**Your objective:**
Reproduce exactly the lines from the line containing "Transcribe this image's" through the end of the records below, including both ends, and nothing else.

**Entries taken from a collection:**
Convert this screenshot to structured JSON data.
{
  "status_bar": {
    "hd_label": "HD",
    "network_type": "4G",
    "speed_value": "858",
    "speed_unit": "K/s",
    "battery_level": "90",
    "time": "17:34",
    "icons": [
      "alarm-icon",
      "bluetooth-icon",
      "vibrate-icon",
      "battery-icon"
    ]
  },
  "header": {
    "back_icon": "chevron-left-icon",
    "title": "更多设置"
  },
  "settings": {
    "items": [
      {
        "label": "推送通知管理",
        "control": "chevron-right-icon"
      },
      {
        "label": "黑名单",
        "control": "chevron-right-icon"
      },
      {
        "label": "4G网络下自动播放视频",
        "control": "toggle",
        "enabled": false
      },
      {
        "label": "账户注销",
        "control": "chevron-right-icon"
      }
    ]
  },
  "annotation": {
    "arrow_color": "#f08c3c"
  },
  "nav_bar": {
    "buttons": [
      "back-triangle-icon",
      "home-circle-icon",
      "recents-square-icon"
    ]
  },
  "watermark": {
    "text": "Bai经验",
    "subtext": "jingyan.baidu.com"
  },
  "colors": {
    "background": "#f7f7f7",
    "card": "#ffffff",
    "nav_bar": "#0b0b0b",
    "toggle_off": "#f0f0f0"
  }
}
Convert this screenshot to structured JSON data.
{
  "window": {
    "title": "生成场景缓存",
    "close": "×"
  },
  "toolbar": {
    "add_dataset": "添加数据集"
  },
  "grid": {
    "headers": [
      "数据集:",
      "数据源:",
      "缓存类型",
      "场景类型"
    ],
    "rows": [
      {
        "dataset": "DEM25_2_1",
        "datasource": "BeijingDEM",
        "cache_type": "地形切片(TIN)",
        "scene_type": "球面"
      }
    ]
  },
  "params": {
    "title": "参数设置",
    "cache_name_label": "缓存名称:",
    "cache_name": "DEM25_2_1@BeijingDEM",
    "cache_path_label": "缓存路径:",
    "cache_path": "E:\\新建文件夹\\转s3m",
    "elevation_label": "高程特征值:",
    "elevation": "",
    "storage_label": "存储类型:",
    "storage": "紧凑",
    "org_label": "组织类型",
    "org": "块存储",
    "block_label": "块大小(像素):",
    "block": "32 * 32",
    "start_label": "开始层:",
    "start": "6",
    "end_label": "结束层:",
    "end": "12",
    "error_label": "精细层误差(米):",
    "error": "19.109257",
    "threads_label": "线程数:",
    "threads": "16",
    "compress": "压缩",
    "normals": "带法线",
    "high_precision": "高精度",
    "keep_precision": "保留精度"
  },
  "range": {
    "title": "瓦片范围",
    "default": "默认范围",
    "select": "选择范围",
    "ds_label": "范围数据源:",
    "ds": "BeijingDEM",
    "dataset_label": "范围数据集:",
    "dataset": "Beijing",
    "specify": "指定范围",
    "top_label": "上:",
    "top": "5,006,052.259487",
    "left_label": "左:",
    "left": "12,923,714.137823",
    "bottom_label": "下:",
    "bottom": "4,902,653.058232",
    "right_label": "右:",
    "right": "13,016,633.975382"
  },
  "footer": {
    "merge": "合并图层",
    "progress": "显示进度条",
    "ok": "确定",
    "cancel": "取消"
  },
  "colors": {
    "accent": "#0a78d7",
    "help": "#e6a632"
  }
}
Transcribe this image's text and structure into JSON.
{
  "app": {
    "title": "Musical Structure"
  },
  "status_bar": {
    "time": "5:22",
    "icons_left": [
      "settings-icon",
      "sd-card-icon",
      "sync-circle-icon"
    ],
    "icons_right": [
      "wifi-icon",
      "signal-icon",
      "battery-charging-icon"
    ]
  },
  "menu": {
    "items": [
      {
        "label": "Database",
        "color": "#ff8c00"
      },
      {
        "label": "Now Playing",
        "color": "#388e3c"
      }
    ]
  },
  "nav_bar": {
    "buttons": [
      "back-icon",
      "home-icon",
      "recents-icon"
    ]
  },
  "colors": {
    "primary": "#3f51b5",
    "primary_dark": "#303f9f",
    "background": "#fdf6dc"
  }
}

**Exercise solution:**
Transcribe this image's text and structure into JSON.
{
  "app": {
    "title": "Musical Structure"
  },
  "status_bar": {
    "time": "5:22",
    "icons_left": [
      "settings-icon",
      "sd-card-icon",
      "sync-circle-icon"
    ],
    "icons_right": [
      "wifi-icon",
      "signal-icon",
      "battery-charging-icon"
    ]
  },
  "menu": {
    "items": [
      {
        "label": "Database",
        "color": "#ff8c00"
      },
      {
        "label": "Now Playing",
        "color": "#388e3c"
      }
    ]
  },
  "nav_bar": {
    "buttons": [
      "back-icon",
      "home-icon",
      "recents-icon"
    ]
  },
  "colors": {
    "primary": "#3f51b5",
    "primary_dark": "#303f9f",
    "background": "#fdf6dc"
  }
}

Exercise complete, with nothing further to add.